### More Articles

- How Do Low APR Credit Cards Work and Should You Get One?
- How to Figure the Return Rate on Certificates of Deposit
- What Is Purchase APR?
- A Daily Compound Vs. a Semi-Annual Compound Savings Account
- How to Determine the APR of Long-Term Investments
- How do I Compute Bond Equivalent Yield & the Effective Annual Rate?

The annual percentage yield, or APY, takes into account the compounding effects of interest calculated from the annual percentage rate, or APR, which is the simple interest rate. APY is also called the effective interest rate, because it is the rate you effectively receive over the span of a year. Some bonds make regularly scheduled coupon payments based on the APR. For these bonds, interest earned is not reinvested, so the APY equals the APR. However, bonds that retain interest until a maturity date compound that interest. If the compounding period is not an annual one, the APY and APR differ.

Divide the bond's APR or coupon rate by the number of compounding periods in a year. As an example, a U.S. Savings Bond compounds semiannually. If it offers a 6 percent APR, divide 6 by 2 to calculate a periodic interest rate of 3 percent.

Step 2Divide this figure by 100 to convert it to decimal format. Continuing with the example, divide 3 percent by 100 to get 0.03.

Step 3Add one to the result. In the example, add 1 to 0.03 to get 1.03.

Step 4Raise the result to the power of the number of compounding periods. Continuing with the example, raise 1.03 to the 2nd power to get 1.0609.

Step 5Subtract 1 from the result to calculate the APY in decimal format. In the example, 1.0609 minus 1 leaves you with an APY of 0.0609.

Step 6Multiply by 100 to convert the decimal APY to percentage format. In the example, 0.0609 times 100 gives you an APY of 6.09 percent.
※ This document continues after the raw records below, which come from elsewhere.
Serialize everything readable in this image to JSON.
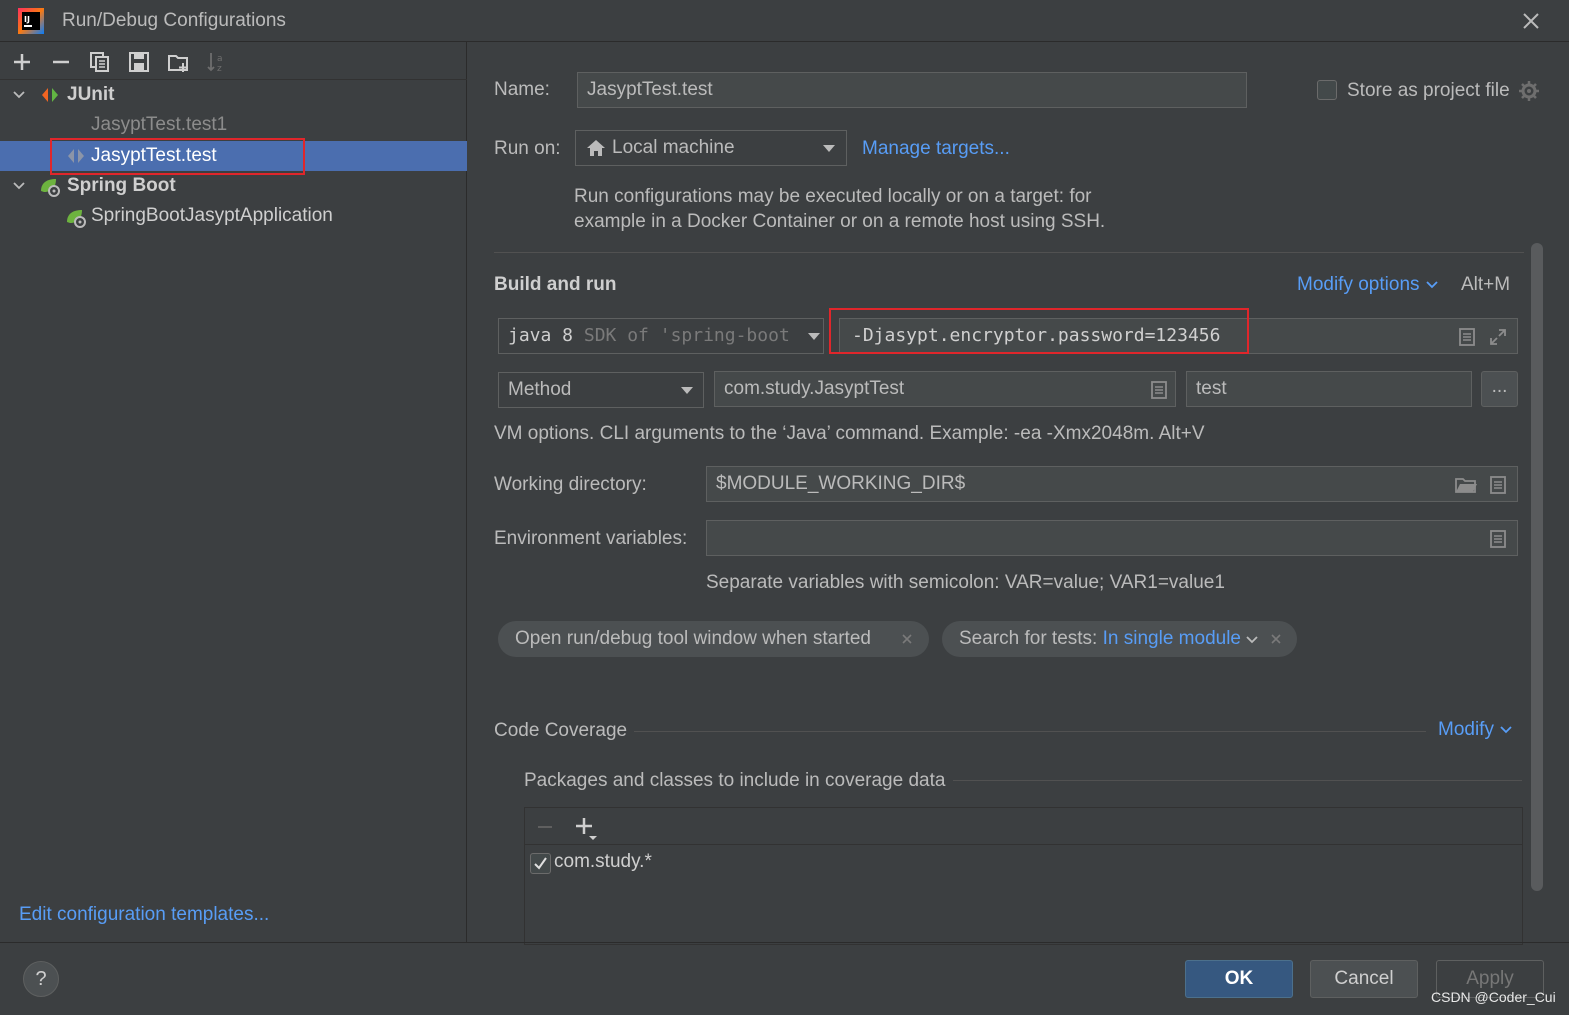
{
  "window": {
    "title": "Run/Debug Configurations"
  },
  "tree": {
    "junit_group": "JUnit",
    "junit_items": [
      "JasyptTest.test1",
      "JasyptTest.test"
    ],
    "spring_group": "Spring Boot",
    "spring_items": [
      "SpringBootJasyptApplication"
    ]
  },
  "left_footer": {
    "templates_link": "Edit configuration templates..."
  },
  "form": {
    "name_label": "Name:",
    "name_value": "JasyptTest.test",
    "store_label": "Store as project file",
    "store_checked": false,
    "run_on_label": "Run on:",
    "run_on_value": "Local machine",
    "manage_targets": "Manage targets...",
    "run_hint_line1": "Run configurations may be executed locally or on a target: for",
    "run_hint_line2": "example in a Docker Container or on a remote host using SSH."
  },
  "build": {
    "section_title": "Build and run",
    "modify_options": "Modify options",
    "shortcut": "Alt+M",
    "jre_strong": "java 8",
    "jre_muted": "SDK of 'spring-boot",
    "vm_options": "-Djasypt.encryptor.password=123456",
    "kind": "Method",
    "class_value": "com.study.JasyptTest",
    "method_value": "test",
    "browse_label": "...",
    "vm_hint": "VM options. CLI arguments to the ‘Java’ command. Example: -ea -Xmx2048m. Alt+V",
    "workdir_label": "Working directory:",
    "workdir_value": "$MODULE_WORKING_DIR$",
    "env_label": "Environment variables:",
    "env_value": "",
    "env_hint": "Separate variables with semicolon: VAR=value; VAR1=value1",
    "chip_open_tool": "Open run/debug tool window when started",
    "chip_search_prefix": "Search for tests:",
    "chip_search_value": "In single module"
  },
  "coverage": {
    "section_title": "Code Coverage",
    "modify": "Modify",
    "packages_title": "Packages and classes to include in coverage data",
    "entries": [
      {
        "label": "com.study.*",
        "checked": true
      }
    ]
  },
  "footer": {
    "help": "?",
    "ok": "OK",
    "cancel": "Cancel",
    "apply": "Apply",
    "watermark": "CSDN @Coder_Cui"
  },
  "colors": {
    "background": "#3c3f41",
    "selection": "#4b6eaf",
    "link": "#589df6",
    "highlight_box": "#e0262b"
  }
}
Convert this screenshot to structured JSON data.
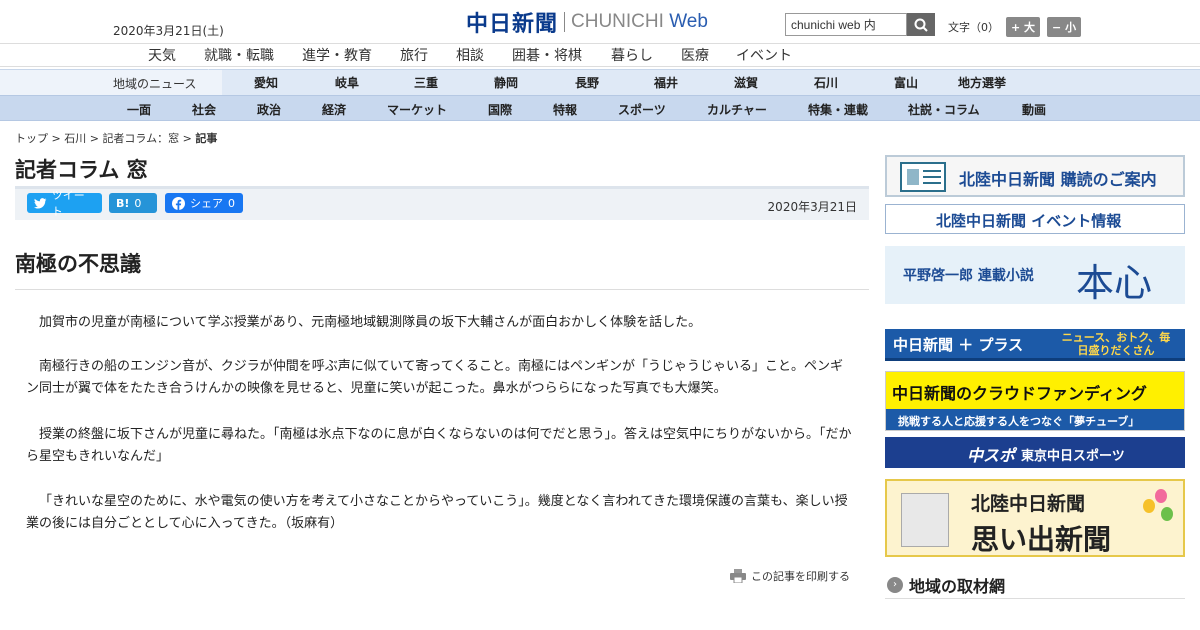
{
  "header": {
    "date": "2020年3月21日(土)",
    "logo_jp": "中日新聞",
    "logo_en_a": "CHUNICHI",
    "logo_en_b": "Web",
    "search_value": "chunichi web 内",
    "font_label": "文字（0）",
    "font_up": "+ 大",
    "font_down": "− 小"
  },
  "nav_primary": [
    "天気",
    "就職・転職",
    "進学・教育",
    "旅行",
    "相談",
    "囲碁・将棋",
    "暮らし",
    "医療",
    "イベント"
  ],
  "nav_region": {
    "label": "地域のニュース",
    "items": [
      "愛知",
      "岐阜",
      "三重",
      "静岡",
      "長野",
      "福井",
      "滋賀",
      "石川",
      "富山",
      "地方選挙"
    ]
  },
  "nav_category": [
    "一面",
    "社会",
    "政治",
    "経済",
    "マーケット",
    "国際",
    "特報",
    "スポーツ",
    "カルチャー",
    "特集・連載",
    "社説・コラム",
    "動画"
  ],
  "breadcrumb": [
    "トップ",
    "石川",
    "記者コラム：窓",
    "記事"
  ],
  "article": {
    "column_title": "記者コラム 窓",
    "tweet_label": "ツイート",
    "hatena_label": "B!",
    "hatena_count": "0",
    "share_label": "シェア",
    "share_count": "0",
    "date": "2020年3月21日",
    "headline": "南極の不思議",
    "paragraphs": [
      "加賀市の児童が南極について学ぶ授業があり、元南極地域観測隊員の坂下大輔さんが面白おかしく体験を話した。",
      "南極行きの船のエンジン音が、クジラが仲間を呼ぶ声に似ていて寄ってくること。南極にはペンギンが「うじゃうじゃいる」こと。ペンギン同士が翼で体をたたき合うけんかの映像を見せると、児童に笑いが起こった。鼻水がつららになった写真でも大爆笑。",
      "授業の終盤に坂下さんが児童に尋ねた。「南極は氷点下なのに息が白くならないのは何でだと思う」。答えは空気中にちりがないから。「だから星空もきれいなんだ」",
      "「きれいな星空のために、水や電気の使い方を考えて小さなことからやっていこう」。幾度となく言われてきた環境保護の言葉も、楽しい授業の後には自分ごととして心に入ってきた。（坂麻有）"
    ],
    "print_label": "この記事を印刷する"
  },
  "sidebar": {
    "subscribe": "北陸中日新聞 購読のご案内",
    "event": "北陸中日新聞 イベント情報",
    "novel_a": "平野啓一郎 連載小説",
    "novel_b": "本心",
    "plus_a": "中日新聞 ＋ プラス",
    "plus_b": "ニュース、おトク、毎日盛りだくさん",
    "crowd_a": "中日新聞のクラウドファンディング",
    "crowd_b": "挑戦する人と応援する人をつなぐ「夢チューブ」",
    "sports_a": "中スポ",
    "sports_b": "東京中日スポーツ",
    "memory_a": "北陸中日新聞",
    "memory_b": "思い出新聞",
    "regional": "地域の取材網"
  }
}
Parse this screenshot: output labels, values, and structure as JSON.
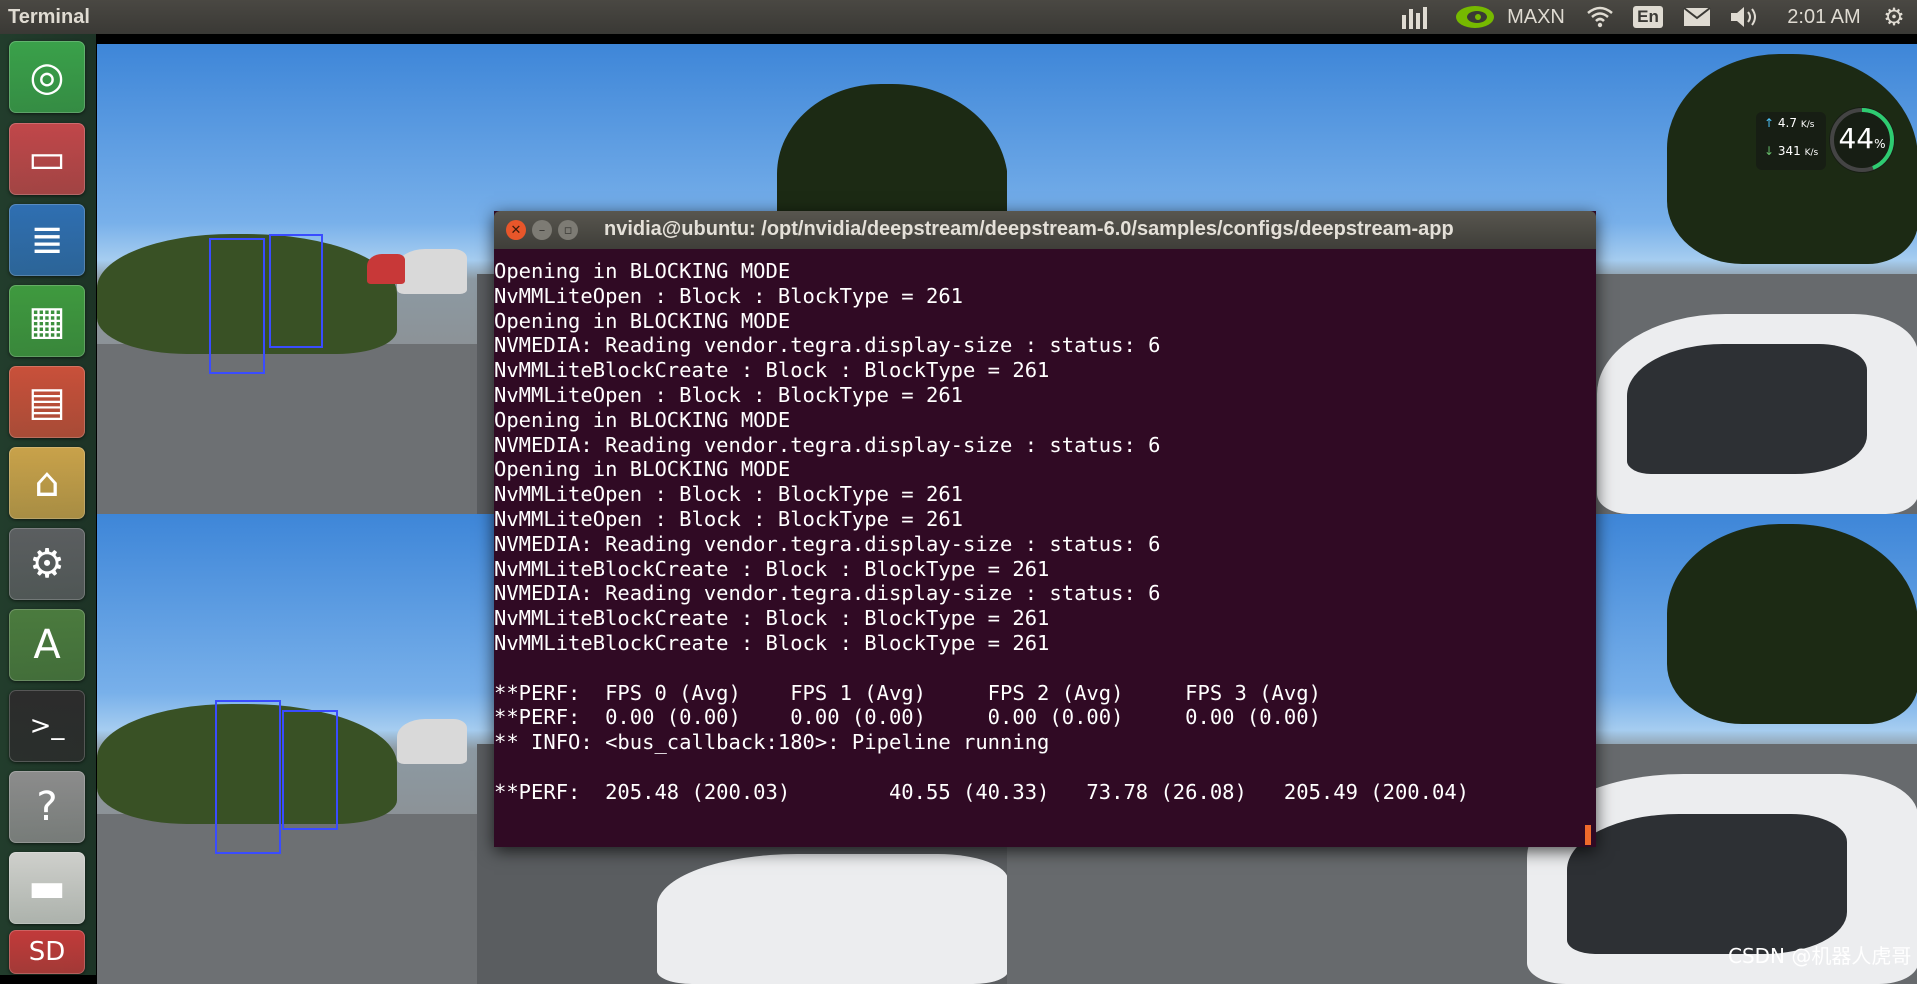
{
  "topbar": {
    "app_title": "Terminal",
    "power_mode": "MAXN",
    "keyboard_layout": "En",
    "time": "2:01 AM",
    "icons": [
      "tegrastats-icon",
      "nvidia-icon",
      "wifi-icon",
      "mail-icon",
      "volume-icon",
      "settings-gear-icon"
    ]
  },
  "launcher": {
    "items": [
      {
        "name": "dash-home",
        "icon": "ubuntu-logo-icon",
        "glyph": "◎",
        "color": "#3aa14a"
      },
      {
        "name": "files",
        "icon": "file-cabinet-icon",
        "glyph": "▭",
        "color": "#c1474a"
      },
      {
        "name": "writer",
        "icon": "document-icon",
        "glyph": "≣",
        "color": "#2f6fb2"
      },
      {
        "name": "calc",
        "icon": "spreadsheet-icon",
        "glyph": "▦",
        "color": "#3f9a3f"
      },
      {
        "name": "impress",
        "icon": "presentation-icon",
        "glyph": "▤",
        "color": "#c9503a"
      },
      {
        "name": "software-center",
        "icon": "shopping-bag-icon",
        "glyph": "⌂",
        "color": "#c9a24a"
      },
      {
        "name": "system-settings",
        "icon": "wrench-gear-icon",
        "glyph": "⚙",
        "color": "#5b5e60"
      },
      {
        "name": "software-updater",
        "icon": "update-icon",
        "glyph": "A",
        "color": "#4b7b3e"
      },
      {
        "name": "terminal",
        "icon": "terminal-icon",
        "glyph": ">_",
        "color": "#2c2c2c"
      },
      {
        "name": "help",
        "icon": "help-icon",
        "glyph": "?",
        "color": "#8c8c8c"
      },
      {
        "name": "drive",
        "icon": "drive-icon",
        "glyph": "▬",
        "color": "#cfd0cc"
      },
      {
        "name": "sd-card",
        "icon": "sd-card-icon",
        "glyph": "SD",
        "color": "#c23a3a"
      }
    ]
  },
  "terminal": {
    "title": "nvidia@ubuntu: /opt/nvidia/deepstream/deepstream-6.0/samples/configs/deepstream-app",
    "lines": [
      "Opening in BLOCKING MODE",
      "NvMMLiteOpen : Block : BlockType = 261",
      "Opening in BLOCKING MODE",
      "NVMEDIA: Reading vendor.tegra.display-size : status: 6",
      "NvMMLiteBlockCreate : Block : BlockType = 261",
      "NvMMLiteOpen : Block : BlockType = 261",
      "Opening in BLOCKING MODE",
      "NVMEDIA: Reading vendor.tegra.display-size : status: 6",
      "Opening in BLOCKING MODE",
      "NvMMLiteOpen : Block : BlockType = 261",
      "NvMMLiteOpen : Block : BlockType = 261",
      "NVMEDIA: Reading vendor.tegra.display-size : status: 6",
      "NvMMLiteBlockCreate : Block : BlockType = 261",
      "NVMEDIA: Reading vendor.tegra.display-size : status: 6",
      "NvMMLiteBlockCreate : Block : BlockType = 261",
      "NvMMLiteBlockCreate : Block : BlockType = 261",
      "",
      "**PERF:  FPS 0 (Avg)    FPS 1 (Avg)     FPS 2 (Avg)     FPS 3 (Avg)",
      "**PERF:  0.00 (0.00)    0.00 (0.00)     0.00 (0.00)     0.00 (0.00)",
      "** INFO: <bus_callback:180>: Pipeline running",
      "",
      "**PERF:  205.48 (200.03)        40.55 (40.33)   73.78 (26.08)   205.49 (200.04)"
    ]
  },
  "net_widget": {
    "upload": "4.7",
    "upload_unit": "K/s",
    "download": "341",
    "download_unit": "K/s",
    "cpu_value": "44",
    "cpu_unit": "%",
    "cpu_fraction": 0.44
  },
  "watermark": "CSDN @机器人虎哥"
}
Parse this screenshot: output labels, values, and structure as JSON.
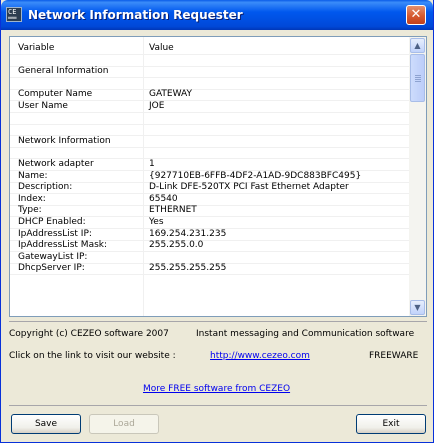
{
  "window": {
    "title": "Network Information Requester",
    "icon_glyph": "CE\n══",
    "close_label": "✕"
  },
  "list": {
    "columns": [
      "Variable",
      "Value"
    ],
    "rows": [
      {
        "variable": "Variable",
        "value": "Value"
      },
      {
        "variable": "",
        "value": ""
      },
      {
        "variable": "General Information",
        "value": ""
      },
      {
        "variable": "",
        "value": ""
      },
      {
        "variable": "Computer Name",
        "value": "GATEWAY"
      },
      {
        "variable": "User Name",
        "value": "JOE"
      },
      {
        "variable": "",
        "value": ""
      },
      {
        "variable": "",
        "value": ""
      },
      {
        "variable": "Network Information",
        "value": ""
      },
      {
        "variable": "",
        "value": ""
      },
      {
        "variable": "Network adapter",
        "value": "1"
      },
      {
        "variable": "Name:",
        "value": "{927710EB-6FFB-4DF2-A1AD-9DC883BFC495}"
      },
      {
        "variable": "Description:",
        "value": "D-Link DFE-520TX PCI Fast Ethernet Adapter"
      },
      {
        "variable": "Index:",
        "value": "65540"
      },
      {
        "variable": "Type:",
        "value": "ETHERNET"
      },
      {
        "variable": "DHCP Enabled:",
        "value": "Yes"
      },
      {
        "variable": "IpAddressList IP:",
        "value": "169.254.231.235"
      },
      {
        "variable": "IpAddressList Mask:",
        "value": "255.255.0.0"
      },
      {
        "variable": "GatewayList IP:",
        "value": ""
      },
      {
        "variable": "DhcpServer IP:",
        "value": "255.255.255.255"
      }
    ],
    "scroll_up_glyph": "▲",
    "scroll_down_glyph": "▼"
  },
  "footer": {
    "copyright": "Copyright (c) CEZEO software 2007",
    "tagline": "Instant messaging and Communication software",
    "visit_text": "Click on the link to visit our website :",
    "website_link": "http://www.cezeo.com",
    "license": "FREEWARE",
    "more_link": "More FREE software from CEZEO"
  },
  "buttons": {
    "save": "Save",
    "load": "Load",
    "exit": "Exit"
  }
}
#### Tip

- The entire formula for calculating bond APR is:
- APY = (1+APR/n)^n - 1
- Where "n" is the number of compounding periods in a year, and APY and APR are expressed as decimal figures.

#### Photo Credits

- savings bonds image by Stephen VanHorn from Fotolia.com